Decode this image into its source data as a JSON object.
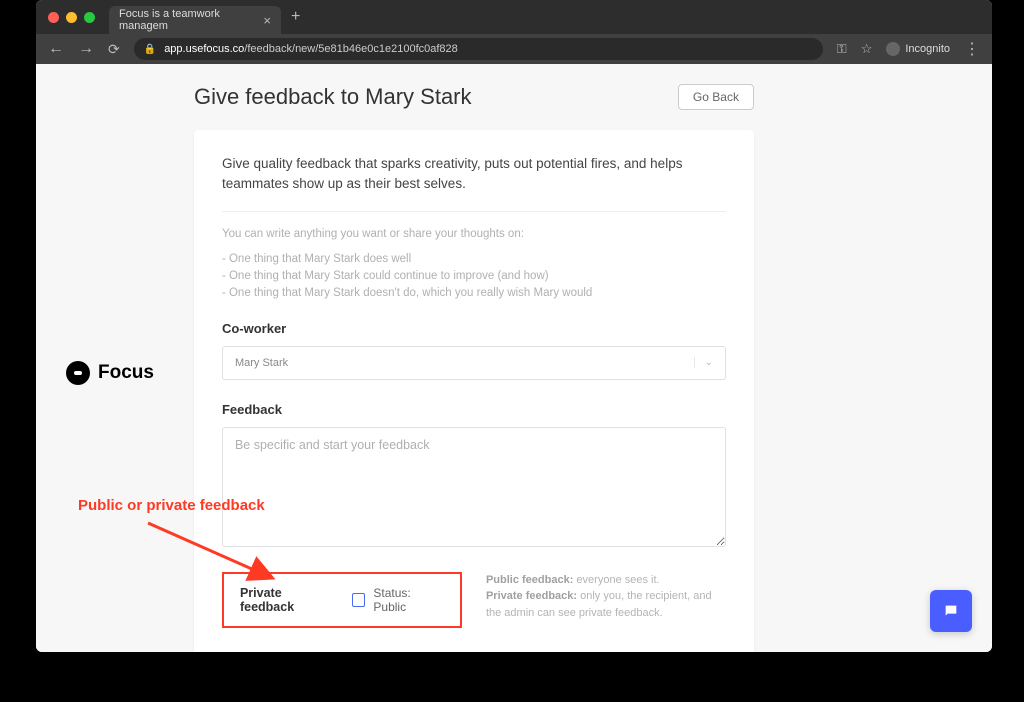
{
  "browser": {
    "tab_title": "Focus is a teamwork managem",
    "url_host": "app.usefocus.co",
    "url_path": "/feedback/new/5e81b46e0c1e2100fc0af828",
    "incognito_label": "Incognito"
  },
  "logo_text": "Focus",
  "page_title": "Give feedback to Mary Stark",
  "go_back_label": "Go Back",
  "intro_text": "Give quality feedback that sparks creativity, puts out potential fires, and helps teammates show up as their best selves.",
  "hints": {
    "intro": "You can write anything you want or share your thoughts on:",
    "items": [
      "- One thing that Mary Stark does well",
      "- One thing that Mary Stark could continue to improve (and how)",
      "- One thing that Mary Stark doesn't do, which you really wish Mary would"
    ]
  },
  "coworker": {
    "label": "Co-worker",
    "selected": "Mary Stark"
  },
  "feedback": {
    "label": "Feedback",
    "placeholder": "Be specific and start your feedback"
  },
  "private": {
    "label": "Private feedback",
    "status": "Status: Public"
  },
  "info": {
    "public_bold": "Public feedback:",
    "public_text": " everyone sees it.",
    "private_bold": "Private feedback:",
    "private_text": " only you, the recipient, and the admin can see private feedback."
  },
  "annotation": "Public or private feedback"
}
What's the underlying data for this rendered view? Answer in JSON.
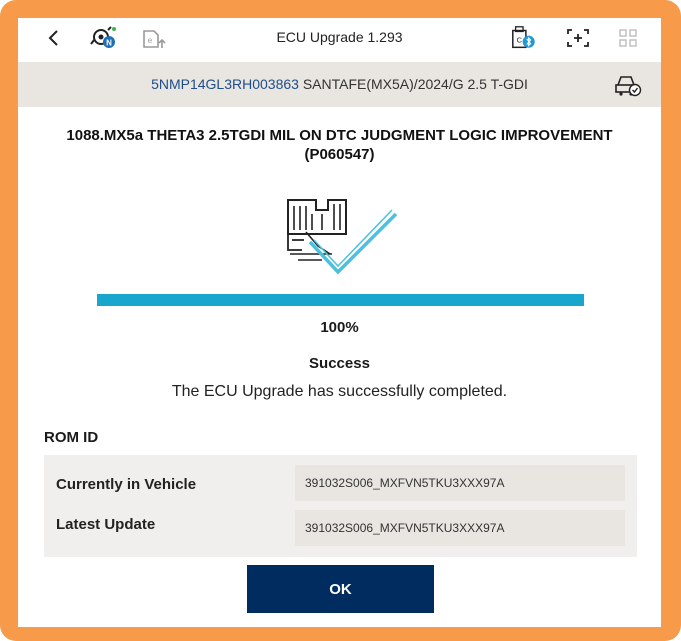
{
  "header": {
    "title": "ECU Upgrade 1.293",
    "icons": [
      "back-icon",
      "gear-n-icon",
      "ecu-upload-icon",
      "vci-bluetooth-icon",
      "screen-capture-icon",
      "grid-icon"
    ]
  },
  "vehicle": {
    "vin": "5NMP14GL3RH003863",
    "model": "SANTAFE(MX5A)/2024/G 2.5 T-GDI"
  },
  "upgrade": {
    "title": "1088.MX5a THETA3 2.5TGDI MIL ON DTC JUDGMENT LOGIC IMPROVEMENT (P060547)",
    "progress_percent": 100,
    "progress_label": "100%",
    "status": "Success",
    "message": "The ECU Upgrade has successfully completed."
  },
  "rom": {
    "label": "ROM ID",
    "rows": [
      {
        "label": "Currently in Vehicle",
        "value": "391032S006_MXFVN5TKU3XXX97A"
      },
      {
        "label": "Latest Update",
        "value": "391032S006_MXFVN5TKU3XXX97A"
      }
    ]
  },
  "actions": {
    "ok_label": "OK"
  },
  "colors": {
    "frame": "#f79a49",
    "progress": "#19a6cc",
    "button": "#002c5f",
    "vin": "#1f4e8a",
    "check": "#4cc1dd"
  }
}
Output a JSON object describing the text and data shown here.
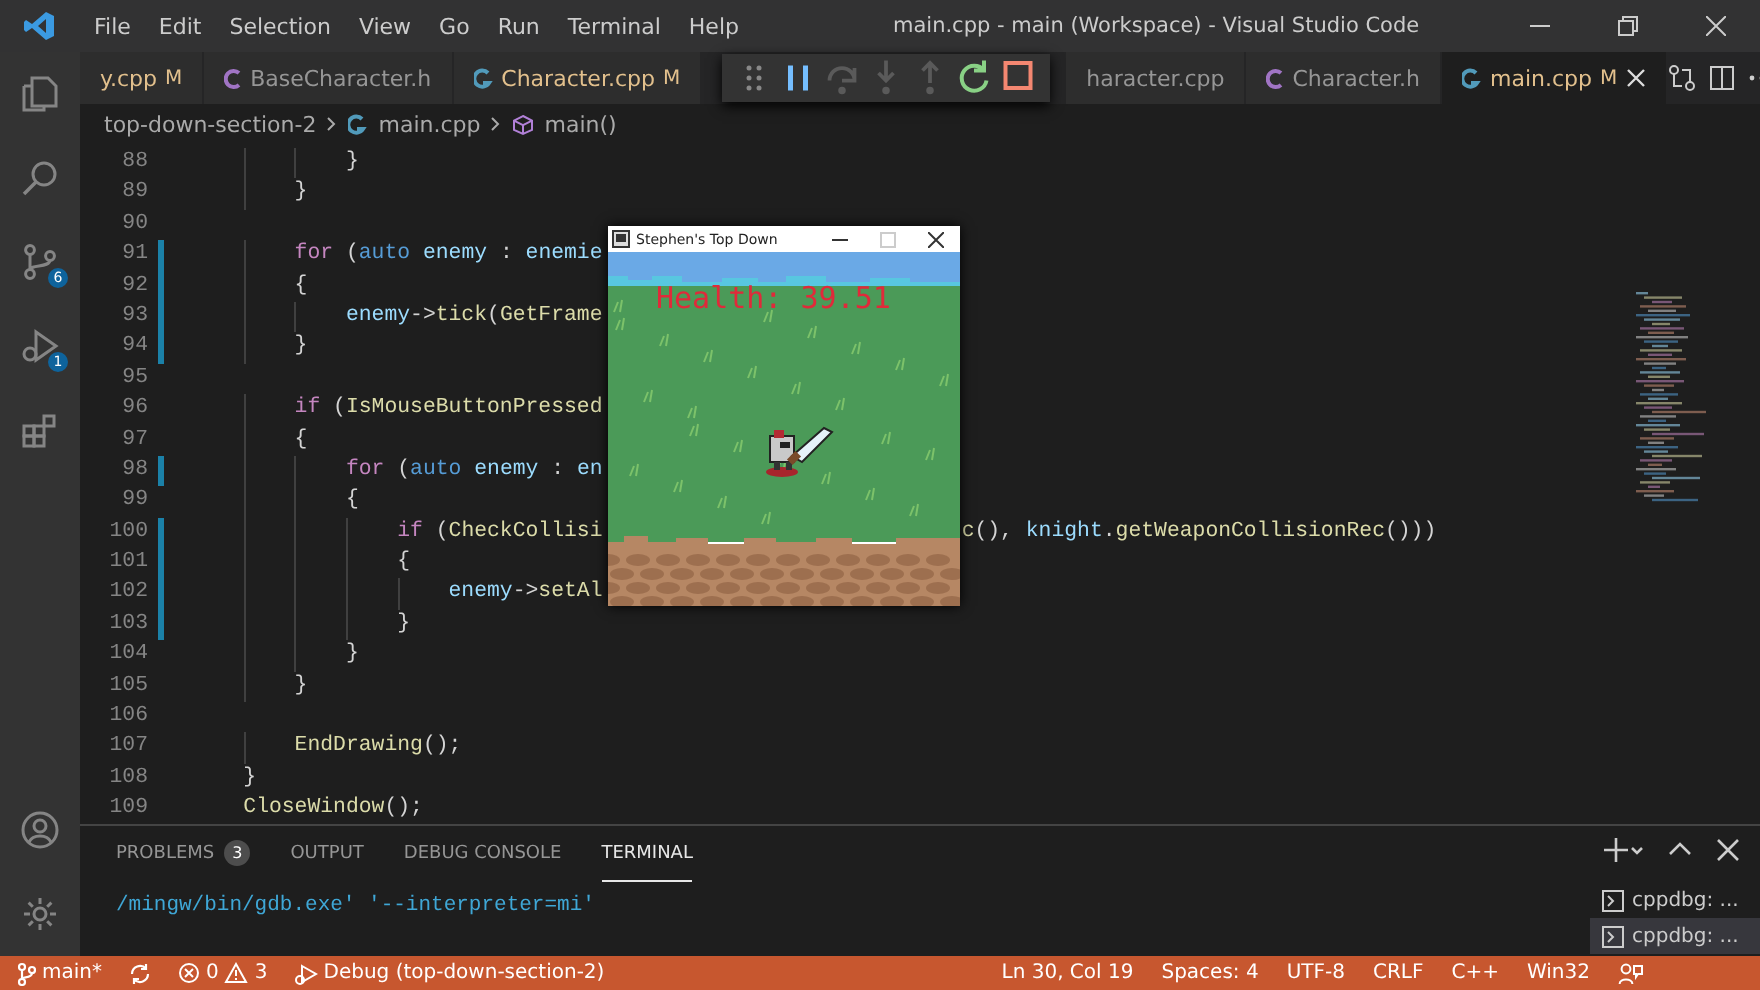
{
  "window": {
    "title": "main.cpp - main (Workspace) - Visual Studio Code"
  },
  "menu": [
    "File",
    "Edit",
    "Selection",
    "View",
    "Go",
    "Run",
    "Terminal",
    "Help"
  ],
  "activity_bar": {
    "top": [
      {
        "kind": "explorer"
      },
      {
        "kind": "search"
      },
      {
        "kind": "source-control",
        "badge": "6"
      },
      {
        "kind": "run-debug",
        "badge": "1"
      },
      {
        "kind": "extensions"
      }
    ],
    "bottom": [
      {
        "kind": "account"
      },
      {
        "kind": "settings"
      }
    ]
  },
  "tabs": [
    {
      "label": "y.cpp",
      "kind": "plain",
      "modified": true,
      "badge": "M",
      "selected": false
    },
    {
      "label": "BaseCharacter.h",
      "kind": "header",
      "modified": false,
      "selected": false
    },
    {
      "label": "Character.cpp",
      "kind": "source",
      "modified": true,
      "badge": "M",
      "selected": false
    },
    {
      "label": "haracter.cpp",
      "kind": "plain",
      "modified": false,
      "selected": false
    },
    {
      "label": "Character.h",
      "kind": "header",
      "modified": false,
      "selected": false
    },
    {
      "label": "main.cpp",
      "kind": "source",
      "modified": true,
      "badge": "M",
      "selected": true
    }
  ],
  "debug_toolbar": [
    {
      "kind": "grip",
      "disabled": false
    },
    {
      "kind": "pause",
      "disabled": false
    },
    {
      "kind": "step-over",
      "disabled": true
    },
    {
      "kind": "step-into",
      "disabled": true
    },
    {
      "kind": "step-out",
      "disabled": true
    },
    {
      "kind": "restart",
      "disabled": false
    },
    {
      "kind": "stop",
      "disabled": false
    }
  ],
  "breadcrumb": {
    "folder": "top-down-section-2",
    "file": "main.cpp",
    "symbol": "main()"
  },
  "code_lines": [
    {
      "number": "88",
      "changed": false,
      "tokens": [
        {
          "kind": "punct",
          "text": "            }"
        }
      ]
    },
    {
      "number": "89",
      "changed": false,
      "tokens": [
        {
          "kind": "punct",
          "text": "        }"
        }
      ]
    },
    {
      "number": "90",
      "changed": false
    },
    {
      "number": "91",
      "changed": true,
      "tokens": [
        {
          "kind": "keyword",
          "text": "        for"
        },
        {
          "kind": "punct",
          "text": " ("
        },
        {
          "kind": "type",
          "text": "auto"
        },
        {
          "kind": "var",
          "text": " enemy"
        },
        {
          "kind": "punct",
          "text": " : "
        },
        {
          "kind": "var",
          "text": "enemie"
        }
      ]
    },
    {
      "number": "92",
      "changed": true,
      "tokens": [
        {
          "kind": "punct",
          "text": "        {"
        }
      ]
    },
    {
      "number": "93",
      "changed": true,
      "tokens": [
        {
          "kind": "var",
          "text": "            enemy"
        },
        {
          "kind": "punct",
          "text": "->"
        },
        {
          "kind": "fn",
          "text": "tick"
        },
        {
          "kind": "punct",
          "text": "("
        },
        {
          "kind": "fn",
          "text": "GetFrame"
        }
      ]
    },
    {
      "number": "94",
      "changed": true,
      "tokens": [
        {
          "kind": "punct",
          "text": "        }"
        }
      ]
    },
    {
      "number": "95",
      "changed": false
    },
    {
      "number": "96",
      "changed": false,
      "tokens": [
        {
          "kind": "keyword",
          "text": "        if"
        },
        {
          "kind": "punct",
          "text": " ("
        },
        {
          "kind": "fn",
          "text": "IsMouseButtonPressed"
        }
      ]
    },
    {
      "number": "97",
      "changed": false,
      "tokens": [
        {
          "kind": "punct",
          "text": "        {"
        }
      ]
    },
    {
      "number": "98",
      "changed": true,
      "tokens": [
        {
          "kind": "keyword",
          "text": "            for"
        },
        {
          "kind": "punct",
          "text": " ("
        },
        {
          "kind": "type",
          "text": "auto"
        },
        {
          "kind": "var",
          "text": " enemy"
        },
        {
          "kind": "punct",
          "text": " : "
        },
        {
          "kind": "var",
          "text": "en"
        }
      ]
    },
    {
      "number": "99",
      "changed": false,
      "tokens": [
        {
          "kind": "punct",
          "text": "            {"
        }
      ]
    },
    {
      "number": "100",
      "changed": true,
      "tokens": [
        {
          "kind": "keyword",
          "text": "                if"
        },
        {
          "kind": "punct",
          "text": " ("
        },
        {
          "kind": "fn",
          "text": "CheckCollisi"
        }
      ],
      "tail": [
        {
          "kind": "fn",
          "text": "c"
        },
        {
          "kind": "punct",
          "text": "(), "
        },
        {
          "kind": "var",
          "text": "knight"
        },
        {
          "kind": "punct",
          "text": "."
        },
        {
          "kind": "fn",
          "text": "getWeaponCollisionRec"
        },
        {
          "kind": "punct",
          "text": "()))"
        }
      ]
    },
    {
      "number": "101",
      "changed": true,
      "tokens": [
        {
          "kind": "punct",
          "text": "                {"
        }
      ]
    },
    {
      "number": "102",
      "changed": true,
      "tokens": [
        {
          "kind": "var",
          "text": "                    enemy"
        },
        {
          "kind": "punct",
          "text": "->"
        },
        {
          "kind": "fn",
          "text": "setAl"
        }
      ]
    },
    {
      "number": "103",
      "changed": true,
      "tokens": [
        {
          "kind": "punct",
          "text": "                }"
        }
      ]
    },
    {
      "number": "104",
      "changed": false,
      "tokens": [
        {
          "kind": "punct",
          "text": "            }"
        }
      ]
    },
    {
      "number": "105",
      "changed": false,
      "tokens": [
        {
          "kind": "punct",
          "text": "        }"
        }
      ]
    },
    {
      "number": "106",
      "changed": false
    },
    {
      "number": "107",
      "changed": false,
      "tokens": [
        {
          "kind": "fn",
          "text": "        EndDrawing"
        },
        {
          "kind": "punct",
          "text": "();"
        }
      ]
    },
    {
      "number": "108",
      "changed": false,
      "tokens": [
        {
          "kind": "punct",
          "text": "    }"
        }
      ]
    },
    {
      "number": "109",
      "changed": false,
      "tokens": [
        {
          "kind": "fn",
          "text": "    CloseWindow"
        },
        {
          "kind": "punct",
          "text": "();"
        }
      ]
    }
  ],
  "game_window": {
    "title": "Stephen's Top Down",
    "health_text": "Health: 39.51"
  },
  "panel": {
    "tabs": [
      {
        "label": "PROBLEMS",
        "badge": "3",
        "selected": false
      },
      {
        "label": "OUTPUT",
        "selected": false
      },
      {
        "label": "DEBUG CONSOLE",
        "selected": false
      },
      {
        "label": "TERMINAL",
        "selected": true
      }
    ],
    "terminal_text": "/mingw/bin/gdb.exe' '--interpreter=mi'",
    "terminals": [
      {
        "label": "cppdbg: ...",
        "selected": false
      },
      {
        "label": "cppdbg: ...",
        "selected": true
      }
    ]
  },
  "status_bar": {
    "left": [
      {
        "kind": "branch",
        "text": "main*"
      },
      {
        "kind": "sync"
      },
      {
        "kind": "problems",
        "errors": "0",
        "warnings": "3"
      },
      {
        "kind": "debug",
        "text": "Debug (top-down-section-2)"
      }
    ],
    "right": [
      {
        "kind": "text",
        "text": "Ln 30, Col 19"
      },
      {
        "kind": "text",
        "text": "Spaces: 4"
      },
      {
        "kind": "text",
        "text": "UTF-8"
      },
      {
        "kind": "text",
        "text": "CRLF"
      },
      {
        "kind": "text",
        "text": "C++"
      },
      {
        "kind": "text",
        "text": "Win32"
      },
      {
        "kind": "feedback"
      }
    ]
  }
}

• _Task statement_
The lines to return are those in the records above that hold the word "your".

• _Exercise response_
    "intro": "You can write anything you want or share your thoughts on:",
    "placeholder": "Be specific and start your feedback"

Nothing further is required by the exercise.